Saving seeds from broccoli isn’t quite as straight-forward as some other seeds, but it’s still a fairly simple process:
- After pollination, the flower petals drop leaving behind wispy tendrils that will plump over several weeks. When the plant turns brown and the seed pods have plumped, snip the stalks off with your garden shears.
- After the pods have dried, break them off and collect the seeds by rolling the pods between your fingers or putting them in a bag and shaking them.
- Allow seeds to fully dry in a bag or tray for several days, then store in a paper bag in a cool and dry spot.
This video from How To… Garden, Garage and Home does a nice job of demonstrating the seed and harvesting process:
Broccoli seeds can remain viable for up to 5 years after collection, but you’ll usually have the best results planting the year after harvesting the seeds.
Allow the Flowers to Attract Pollinators
The bright-yellow flowers on broccoli are great for attracting beneficial insects and pollinators like bees and butterflies to your garden. Friendly insects are essential for pollinating other plants and flowers, which means you’ll have more veggies and flowers soon. So let those broccoli flowers bloom and reap the benefits!
Enjoy the Color in the Garden
Broccoli flowers have a pretty and quite striking yellow color in the vegetable garden. It’s a nice contrast to all of the green and any other plants you’ve got growing in your gardens. So enjoy it while it lasts!
Frequently Asked Questions about Broccoli Flowers

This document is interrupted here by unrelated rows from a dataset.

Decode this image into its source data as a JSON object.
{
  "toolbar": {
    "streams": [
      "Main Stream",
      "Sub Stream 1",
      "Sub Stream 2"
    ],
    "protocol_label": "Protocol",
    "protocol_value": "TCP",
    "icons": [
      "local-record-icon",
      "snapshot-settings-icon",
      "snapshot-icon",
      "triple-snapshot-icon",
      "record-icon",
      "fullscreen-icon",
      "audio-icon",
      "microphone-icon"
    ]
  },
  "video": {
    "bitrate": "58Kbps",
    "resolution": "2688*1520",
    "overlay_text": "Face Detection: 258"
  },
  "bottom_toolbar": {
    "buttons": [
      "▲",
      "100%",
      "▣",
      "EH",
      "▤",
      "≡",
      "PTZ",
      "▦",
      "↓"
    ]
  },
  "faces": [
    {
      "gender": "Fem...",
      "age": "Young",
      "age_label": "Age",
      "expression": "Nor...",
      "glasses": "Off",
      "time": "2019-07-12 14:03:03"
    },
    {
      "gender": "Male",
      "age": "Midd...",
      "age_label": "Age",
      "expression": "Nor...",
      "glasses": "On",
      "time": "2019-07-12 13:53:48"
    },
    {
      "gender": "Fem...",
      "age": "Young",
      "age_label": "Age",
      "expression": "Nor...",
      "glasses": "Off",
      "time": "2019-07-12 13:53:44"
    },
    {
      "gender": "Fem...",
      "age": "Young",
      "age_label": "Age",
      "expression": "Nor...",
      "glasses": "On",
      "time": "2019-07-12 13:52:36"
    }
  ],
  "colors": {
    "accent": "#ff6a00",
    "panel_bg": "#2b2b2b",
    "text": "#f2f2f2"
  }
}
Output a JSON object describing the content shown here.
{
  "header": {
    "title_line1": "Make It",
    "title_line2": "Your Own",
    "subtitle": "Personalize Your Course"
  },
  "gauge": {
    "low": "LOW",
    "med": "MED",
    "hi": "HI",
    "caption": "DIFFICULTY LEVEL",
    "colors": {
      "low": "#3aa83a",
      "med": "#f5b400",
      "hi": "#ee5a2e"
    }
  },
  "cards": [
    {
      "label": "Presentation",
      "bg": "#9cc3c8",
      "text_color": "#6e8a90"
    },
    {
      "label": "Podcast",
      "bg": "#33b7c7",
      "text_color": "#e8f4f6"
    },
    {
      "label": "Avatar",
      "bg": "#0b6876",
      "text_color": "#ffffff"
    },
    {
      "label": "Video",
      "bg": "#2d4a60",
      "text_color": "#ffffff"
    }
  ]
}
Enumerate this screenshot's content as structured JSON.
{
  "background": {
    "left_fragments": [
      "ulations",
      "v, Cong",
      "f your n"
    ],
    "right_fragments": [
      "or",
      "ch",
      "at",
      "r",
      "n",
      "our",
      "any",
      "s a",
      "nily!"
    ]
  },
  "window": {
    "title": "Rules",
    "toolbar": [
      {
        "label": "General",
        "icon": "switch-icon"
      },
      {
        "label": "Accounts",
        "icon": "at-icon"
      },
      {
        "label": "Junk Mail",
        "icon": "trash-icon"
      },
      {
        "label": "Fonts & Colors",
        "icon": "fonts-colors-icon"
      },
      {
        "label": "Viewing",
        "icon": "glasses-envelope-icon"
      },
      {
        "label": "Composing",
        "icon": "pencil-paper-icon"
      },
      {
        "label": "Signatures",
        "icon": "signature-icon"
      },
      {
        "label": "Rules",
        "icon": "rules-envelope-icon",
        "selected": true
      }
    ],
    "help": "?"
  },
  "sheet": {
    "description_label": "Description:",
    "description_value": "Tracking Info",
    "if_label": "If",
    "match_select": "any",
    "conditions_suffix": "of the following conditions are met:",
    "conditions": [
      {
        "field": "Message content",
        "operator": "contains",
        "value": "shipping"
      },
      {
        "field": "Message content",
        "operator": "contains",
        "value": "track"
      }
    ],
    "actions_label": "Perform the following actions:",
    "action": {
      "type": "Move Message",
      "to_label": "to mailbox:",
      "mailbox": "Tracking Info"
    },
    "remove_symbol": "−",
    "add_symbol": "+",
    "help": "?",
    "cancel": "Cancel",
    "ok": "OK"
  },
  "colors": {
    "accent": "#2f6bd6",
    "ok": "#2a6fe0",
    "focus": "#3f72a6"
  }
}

Finding your broccoli bolted or full of flowers can be a surprise to come across in your vegetable garden. While you can’t always prevent flowering and bolting, a few maintenance steps from proper watering, monitoring soil temperature, and timely harvesting can help a lot.
We want to hear from you! Are there any tips you’d like to share for a bumper broccoli crop? Or maybe you still have some more questions about flowering and bolting. If you’re wondering about it, someone else probably is too- so please share your thoughts in the comments!